POLICE in Cumbria have handled more than 300 requests for information about potential abusers in a year.

Clare’s Law, the Domestic Violence Disclosure Scheme, allows police to share someone’s criminal history with their current partner if they feel they may be at risk of the same abuse.

Although domestic abuse figures have stayed roughly the same in Cumbria since 2019, there has been a rise in calls for information through the national scheme.

Data from Her Majesty’s Inspectorate of Constabulary and Fire and Rescue Services shows that Cumbrian police officers submitted 266 applications in the year to March 2020 under Right to Know and 166 were approved in that time, the equivalent of 62 per cent.

The public were not as successful, submitting 75 Right to Ask applications and having 37 per cent of them approved.

Detective Chief Inspector James Yallop of Cumbria Constabulary, has reacted to the figures and explained the process.

He said: “If you have concerns about your partners behaviour please contact the Police or one of the many domestic abuse support services.

“You can find out if there is anything in your partners past history that may pose a risk by making a right to know application under Clare’s law.

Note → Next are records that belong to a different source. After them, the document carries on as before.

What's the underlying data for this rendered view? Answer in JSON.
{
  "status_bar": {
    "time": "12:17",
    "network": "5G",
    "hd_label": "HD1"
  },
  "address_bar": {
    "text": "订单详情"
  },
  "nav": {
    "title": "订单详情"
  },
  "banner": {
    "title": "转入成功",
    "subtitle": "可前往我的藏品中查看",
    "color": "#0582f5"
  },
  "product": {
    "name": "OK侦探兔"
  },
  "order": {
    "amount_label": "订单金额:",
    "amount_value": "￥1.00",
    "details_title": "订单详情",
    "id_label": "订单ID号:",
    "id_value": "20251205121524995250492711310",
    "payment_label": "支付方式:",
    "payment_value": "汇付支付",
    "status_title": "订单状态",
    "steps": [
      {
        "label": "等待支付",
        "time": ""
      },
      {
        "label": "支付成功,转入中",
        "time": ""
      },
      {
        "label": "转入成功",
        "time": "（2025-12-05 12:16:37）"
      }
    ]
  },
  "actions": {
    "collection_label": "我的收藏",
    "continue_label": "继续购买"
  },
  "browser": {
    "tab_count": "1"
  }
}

He said: “Multi-agency checks will then be carried out to see if there is a risk.

“If there is, we will look to disclose this information with the support of an independent domestic violence advocate, social worker or health and wellbeing coach for example.

The Chief inspector said: "If as a result of the checks we find the person has no previous offending history and there are no wider concerns then a disclosure would not be made."

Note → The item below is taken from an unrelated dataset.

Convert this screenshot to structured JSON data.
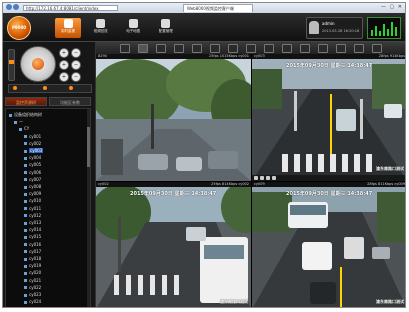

Women's Aid, a charity operating in the UK is working to provide life saving services, combatting domestic abuse.

They said the variation in disclosure rates for forces across England and Wales - which range from 12 per cent to over 80 for both parts of the scheme - shows a "very worrying lack of consistency" that could impact upon the safety of those at risk.

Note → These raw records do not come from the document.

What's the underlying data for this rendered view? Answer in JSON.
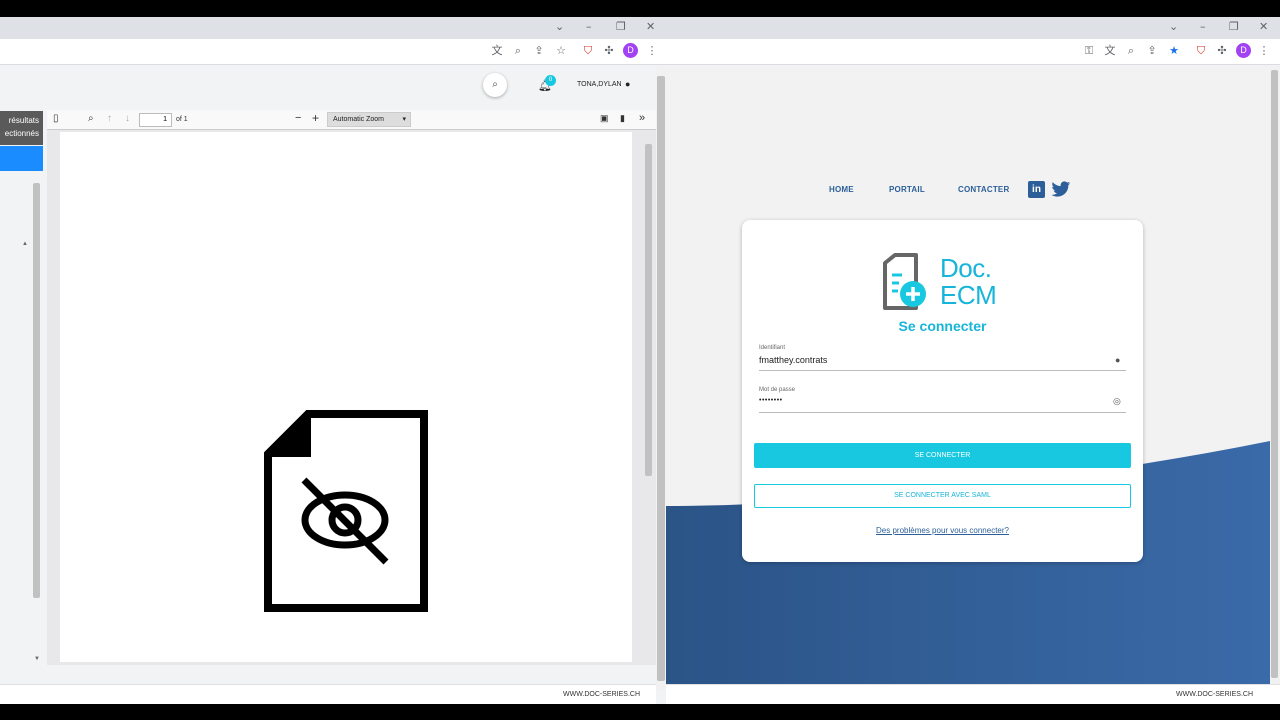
{
  "left_window": {
    "header": {
      "notification_count": "0",
      "user_name": "TONA,DYLAN"
    },
    "sidebar": {
      "results_line1": "résultats",
      "results_line2": "ectionnés"
    },
    "pdf_viewer": {
      "page_number": "1",
      "page_count": "of 1",
      "zoom_option": "Automatic Zoom"
    },
    "footer": "WWW.DOC-SERIES.CH"
  },
  "right_window": {
    "nav": {
      "home": "HOME",
      "portail": "PORTAIL",
      "contacter": "CONTACTER"
    },
    "logo": {
      "line1": "Doc.",
      "line2": "ECM"
    },
    "login": {
      "title": "Se connecter",
      "identifiant_label": "Identifiant",
      "identifiant_value": "fmatthey.contrats",
      "password_label": "Mot de passe",
      "password_value": "••••••••",
      "submit_label": "SE CONNECTER",
      "saml_label": "SE CONNECTER AVEC SAML",
      "help_link": "Des problèmes pour vous connecter?"
    },
    "footer": "WWW.DOC-SERIES.CH"
  },
  "colors": {
    "accent_cyan": "#17c8e0",
    "brand_blue": "#2c5f99",
    "wave_blue": "#3464a0",
    "sidebar_active": "#1a8cff"
  }
}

Clare's Law is named after Salford's Clare Wood, 36, who died in 2009 at the hands of her violent and obsessed ex-boyfriend - he was known to police as dangerous.

An inquest later heard a ruling from The Independent Police Complaints Commission that "mistakes were made" and she was let down.